◆ Input records

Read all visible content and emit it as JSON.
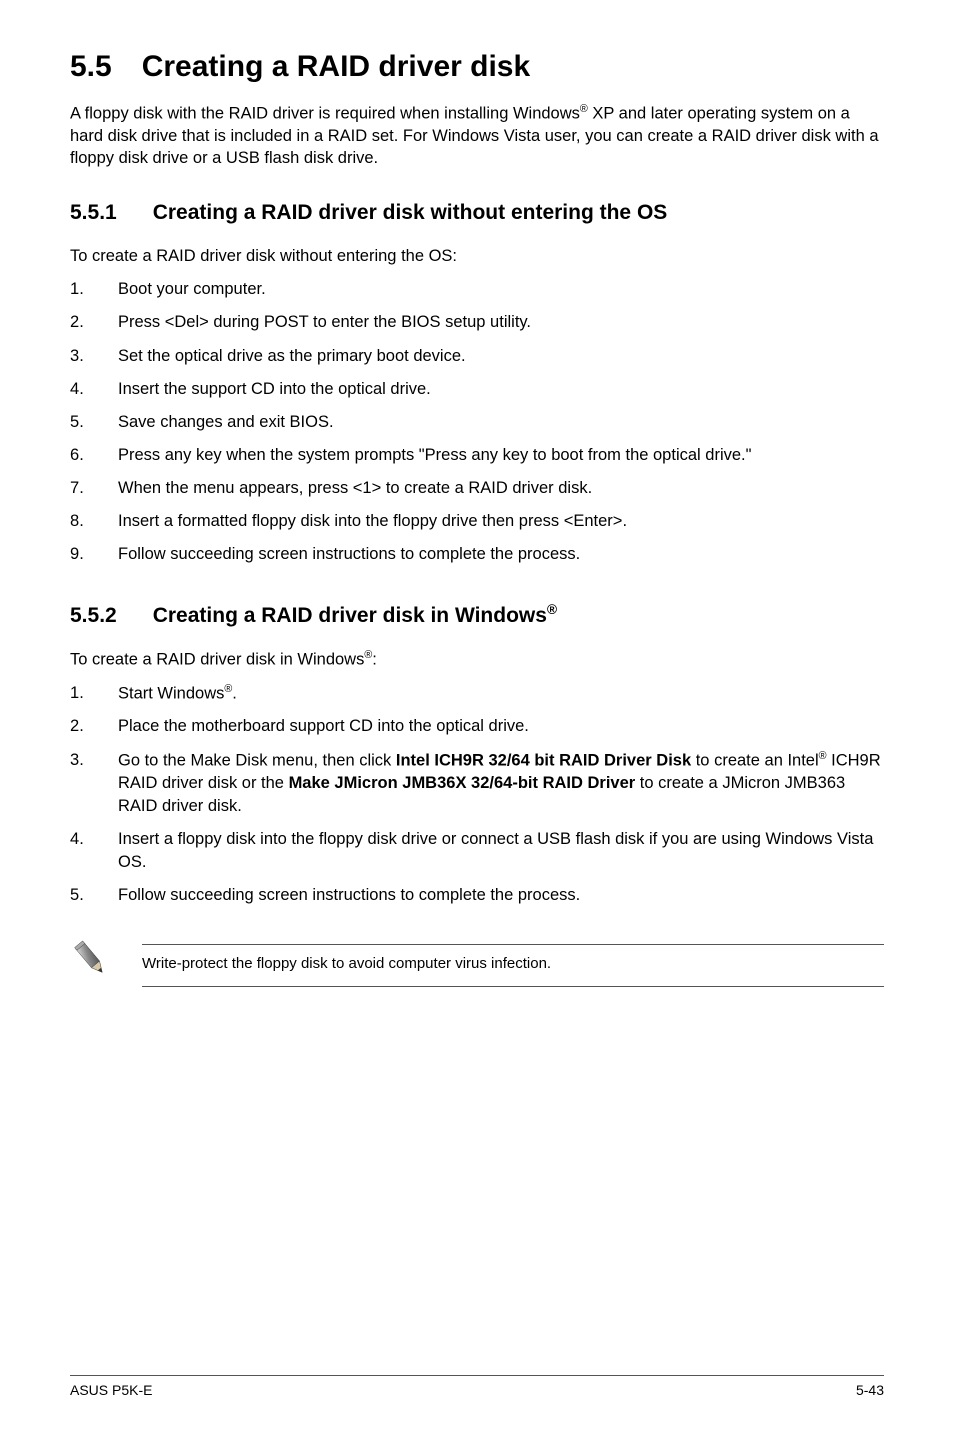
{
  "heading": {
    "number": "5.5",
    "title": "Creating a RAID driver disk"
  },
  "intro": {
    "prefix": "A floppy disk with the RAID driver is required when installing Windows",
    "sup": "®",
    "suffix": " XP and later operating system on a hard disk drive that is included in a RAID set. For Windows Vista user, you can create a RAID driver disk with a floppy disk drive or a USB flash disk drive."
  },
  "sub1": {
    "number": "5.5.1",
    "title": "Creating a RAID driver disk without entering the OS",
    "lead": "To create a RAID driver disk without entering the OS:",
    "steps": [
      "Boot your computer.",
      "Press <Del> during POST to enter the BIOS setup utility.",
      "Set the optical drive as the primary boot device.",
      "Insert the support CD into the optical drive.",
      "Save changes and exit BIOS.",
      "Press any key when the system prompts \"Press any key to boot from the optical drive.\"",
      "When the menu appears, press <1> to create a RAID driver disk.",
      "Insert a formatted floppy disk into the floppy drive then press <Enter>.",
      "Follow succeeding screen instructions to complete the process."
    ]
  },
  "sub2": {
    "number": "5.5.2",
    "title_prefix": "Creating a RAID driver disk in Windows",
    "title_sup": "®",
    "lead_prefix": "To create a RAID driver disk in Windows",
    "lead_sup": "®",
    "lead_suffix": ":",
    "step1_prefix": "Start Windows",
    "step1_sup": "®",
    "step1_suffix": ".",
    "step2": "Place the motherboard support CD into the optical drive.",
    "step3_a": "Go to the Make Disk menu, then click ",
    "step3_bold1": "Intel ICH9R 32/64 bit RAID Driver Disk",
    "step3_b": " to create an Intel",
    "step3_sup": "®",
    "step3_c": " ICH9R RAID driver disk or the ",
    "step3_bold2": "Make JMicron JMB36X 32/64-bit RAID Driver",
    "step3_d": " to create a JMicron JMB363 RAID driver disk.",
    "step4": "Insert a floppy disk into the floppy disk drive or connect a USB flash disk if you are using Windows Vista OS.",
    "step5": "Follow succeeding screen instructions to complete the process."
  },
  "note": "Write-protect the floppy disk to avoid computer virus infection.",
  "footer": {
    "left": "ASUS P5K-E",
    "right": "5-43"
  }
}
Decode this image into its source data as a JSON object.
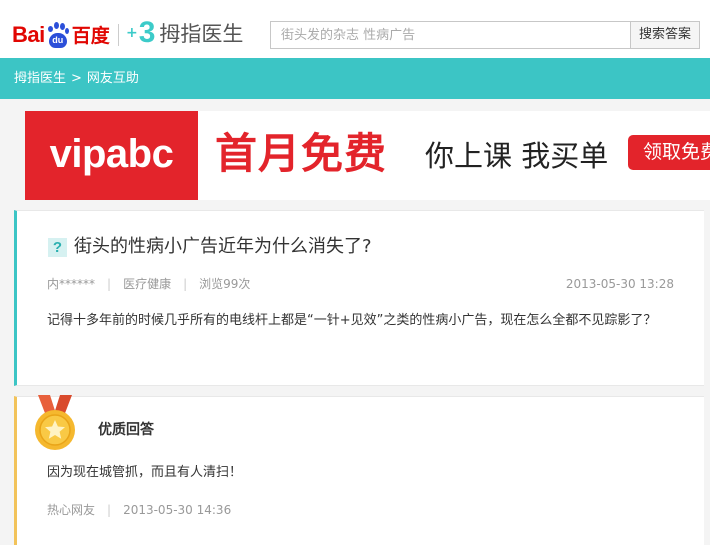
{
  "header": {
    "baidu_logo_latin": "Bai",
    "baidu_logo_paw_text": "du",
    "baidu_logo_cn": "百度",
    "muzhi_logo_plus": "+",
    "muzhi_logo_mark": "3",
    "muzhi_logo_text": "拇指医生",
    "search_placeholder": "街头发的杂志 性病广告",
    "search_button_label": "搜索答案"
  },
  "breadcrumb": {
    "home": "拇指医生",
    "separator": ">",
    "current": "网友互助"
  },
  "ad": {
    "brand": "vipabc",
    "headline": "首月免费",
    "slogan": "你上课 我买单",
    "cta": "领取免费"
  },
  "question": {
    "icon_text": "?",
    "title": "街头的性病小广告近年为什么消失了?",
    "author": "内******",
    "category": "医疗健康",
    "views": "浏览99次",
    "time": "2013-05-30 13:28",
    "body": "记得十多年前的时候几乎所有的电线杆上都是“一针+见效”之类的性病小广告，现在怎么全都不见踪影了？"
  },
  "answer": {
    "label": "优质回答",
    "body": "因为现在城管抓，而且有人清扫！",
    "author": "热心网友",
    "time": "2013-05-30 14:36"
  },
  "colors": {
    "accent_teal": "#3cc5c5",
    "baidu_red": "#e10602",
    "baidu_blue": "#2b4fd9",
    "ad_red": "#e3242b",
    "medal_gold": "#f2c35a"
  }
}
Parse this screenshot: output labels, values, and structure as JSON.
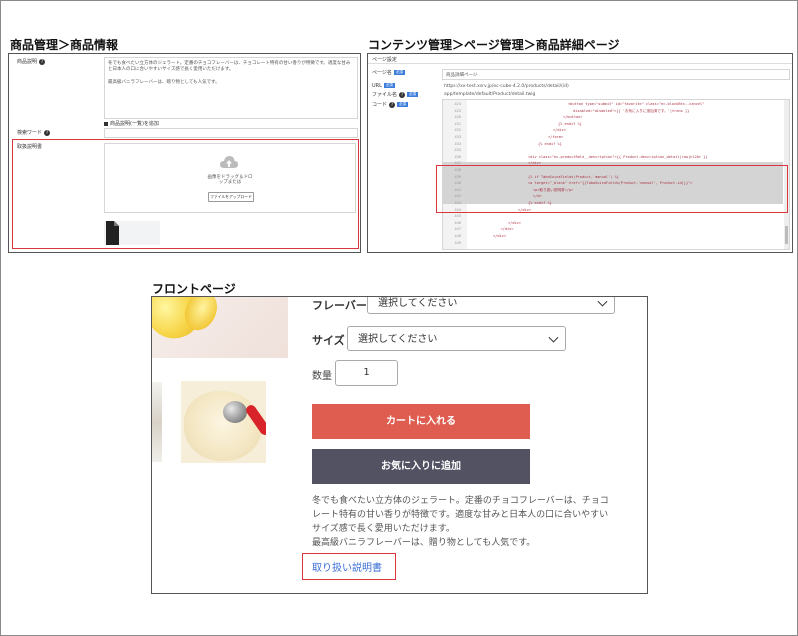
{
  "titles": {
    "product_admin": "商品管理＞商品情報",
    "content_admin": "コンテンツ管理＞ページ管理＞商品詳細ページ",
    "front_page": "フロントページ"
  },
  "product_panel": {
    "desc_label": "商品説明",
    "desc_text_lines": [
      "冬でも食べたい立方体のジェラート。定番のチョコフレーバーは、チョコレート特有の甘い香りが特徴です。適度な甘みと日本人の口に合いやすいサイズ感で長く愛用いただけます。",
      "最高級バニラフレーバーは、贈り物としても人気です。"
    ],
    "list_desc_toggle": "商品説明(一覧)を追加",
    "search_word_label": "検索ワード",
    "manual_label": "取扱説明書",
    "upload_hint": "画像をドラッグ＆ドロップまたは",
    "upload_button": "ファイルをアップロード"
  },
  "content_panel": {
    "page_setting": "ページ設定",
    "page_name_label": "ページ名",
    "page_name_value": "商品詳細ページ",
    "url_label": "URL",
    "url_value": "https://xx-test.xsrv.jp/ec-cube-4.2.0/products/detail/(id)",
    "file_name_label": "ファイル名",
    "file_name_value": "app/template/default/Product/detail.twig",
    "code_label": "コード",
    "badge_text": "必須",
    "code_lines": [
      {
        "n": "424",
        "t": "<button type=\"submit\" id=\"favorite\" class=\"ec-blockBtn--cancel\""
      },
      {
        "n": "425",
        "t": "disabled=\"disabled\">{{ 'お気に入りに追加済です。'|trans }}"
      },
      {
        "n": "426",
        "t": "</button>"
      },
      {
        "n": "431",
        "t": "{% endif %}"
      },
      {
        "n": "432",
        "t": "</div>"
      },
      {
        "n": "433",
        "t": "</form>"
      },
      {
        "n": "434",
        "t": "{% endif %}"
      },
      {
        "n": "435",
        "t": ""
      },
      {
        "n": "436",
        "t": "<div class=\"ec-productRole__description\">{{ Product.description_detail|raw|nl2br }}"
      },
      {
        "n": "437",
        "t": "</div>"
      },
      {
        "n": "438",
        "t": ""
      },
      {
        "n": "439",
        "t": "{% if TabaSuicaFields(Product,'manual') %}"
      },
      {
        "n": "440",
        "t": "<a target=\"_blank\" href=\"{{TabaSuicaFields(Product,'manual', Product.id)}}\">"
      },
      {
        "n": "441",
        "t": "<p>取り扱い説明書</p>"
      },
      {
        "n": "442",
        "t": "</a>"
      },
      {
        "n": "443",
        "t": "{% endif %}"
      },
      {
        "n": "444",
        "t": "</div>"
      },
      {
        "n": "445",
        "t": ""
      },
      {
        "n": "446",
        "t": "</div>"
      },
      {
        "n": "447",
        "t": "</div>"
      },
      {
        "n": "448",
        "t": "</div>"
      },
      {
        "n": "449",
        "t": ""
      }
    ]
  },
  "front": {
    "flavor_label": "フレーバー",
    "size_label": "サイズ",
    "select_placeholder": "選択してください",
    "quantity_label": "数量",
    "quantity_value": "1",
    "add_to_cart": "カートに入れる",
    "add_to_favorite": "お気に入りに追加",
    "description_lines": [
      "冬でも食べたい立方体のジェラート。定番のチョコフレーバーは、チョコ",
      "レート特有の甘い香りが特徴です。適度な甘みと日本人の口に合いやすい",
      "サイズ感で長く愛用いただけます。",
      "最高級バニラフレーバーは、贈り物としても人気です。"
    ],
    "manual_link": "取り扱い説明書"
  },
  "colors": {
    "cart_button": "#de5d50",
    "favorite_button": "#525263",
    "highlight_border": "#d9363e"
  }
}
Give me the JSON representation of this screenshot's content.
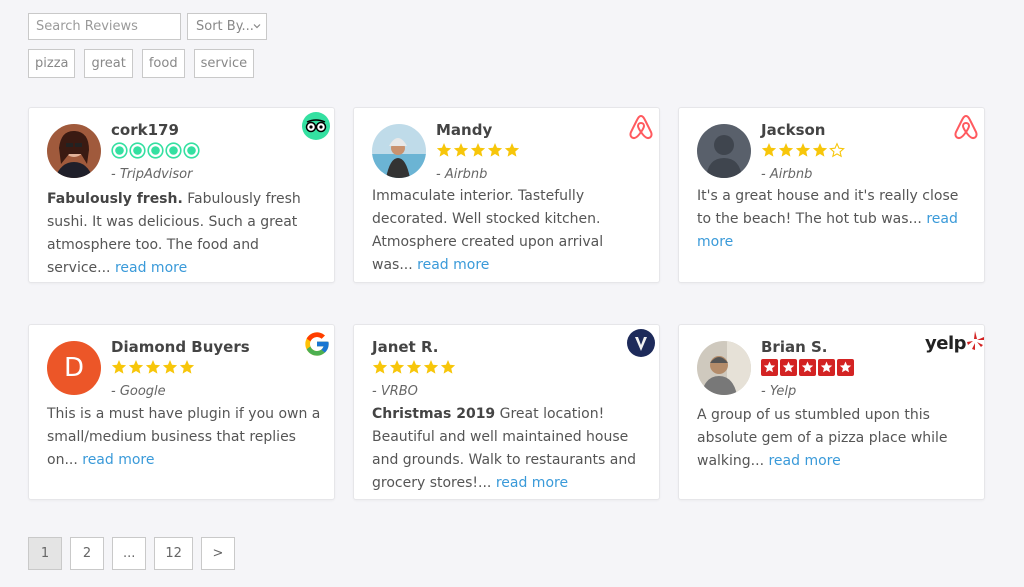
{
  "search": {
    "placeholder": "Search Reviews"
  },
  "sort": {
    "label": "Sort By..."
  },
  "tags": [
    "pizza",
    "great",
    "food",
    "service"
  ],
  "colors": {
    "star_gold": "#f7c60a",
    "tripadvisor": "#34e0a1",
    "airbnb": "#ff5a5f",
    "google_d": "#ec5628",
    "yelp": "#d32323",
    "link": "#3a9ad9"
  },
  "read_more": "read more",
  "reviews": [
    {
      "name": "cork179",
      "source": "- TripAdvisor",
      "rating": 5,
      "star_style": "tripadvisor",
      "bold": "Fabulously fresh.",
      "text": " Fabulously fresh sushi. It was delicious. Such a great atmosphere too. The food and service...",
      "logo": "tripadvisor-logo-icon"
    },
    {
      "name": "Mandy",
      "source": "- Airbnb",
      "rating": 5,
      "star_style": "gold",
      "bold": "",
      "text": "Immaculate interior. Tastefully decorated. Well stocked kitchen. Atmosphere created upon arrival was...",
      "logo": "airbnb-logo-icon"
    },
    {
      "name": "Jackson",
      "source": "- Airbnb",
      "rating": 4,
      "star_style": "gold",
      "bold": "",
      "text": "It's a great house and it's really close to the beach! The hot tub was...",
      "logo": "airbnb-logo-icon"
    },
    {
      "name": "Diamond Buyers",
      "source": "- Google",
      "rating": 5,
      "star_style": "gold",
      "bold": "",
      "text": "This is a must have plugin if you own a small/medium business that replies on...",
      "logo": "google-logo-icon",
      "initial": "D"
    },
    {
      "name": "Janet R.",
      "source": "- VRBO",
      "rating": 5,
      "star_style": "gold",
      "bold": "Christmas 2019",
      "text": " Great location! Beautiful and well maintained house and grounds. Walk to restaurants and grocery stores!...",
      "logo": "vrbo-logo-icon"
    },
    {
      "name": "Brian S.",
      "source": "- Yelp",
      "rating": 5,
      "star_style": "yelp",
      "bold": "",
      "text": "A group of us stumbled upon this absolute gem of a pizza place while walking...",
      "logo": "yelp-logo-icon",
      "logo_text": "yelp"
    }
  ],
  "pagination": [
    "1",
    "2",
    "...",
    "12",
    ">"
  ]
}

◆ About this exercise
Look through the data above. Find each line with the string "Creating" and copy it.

◆ Completed task
    "title": "Creating a RAID driver disk"
    "title": "Creating a RAID driver disk without entering the OS",
    "title_prefix": "Creating a RAID driver disk in Windows",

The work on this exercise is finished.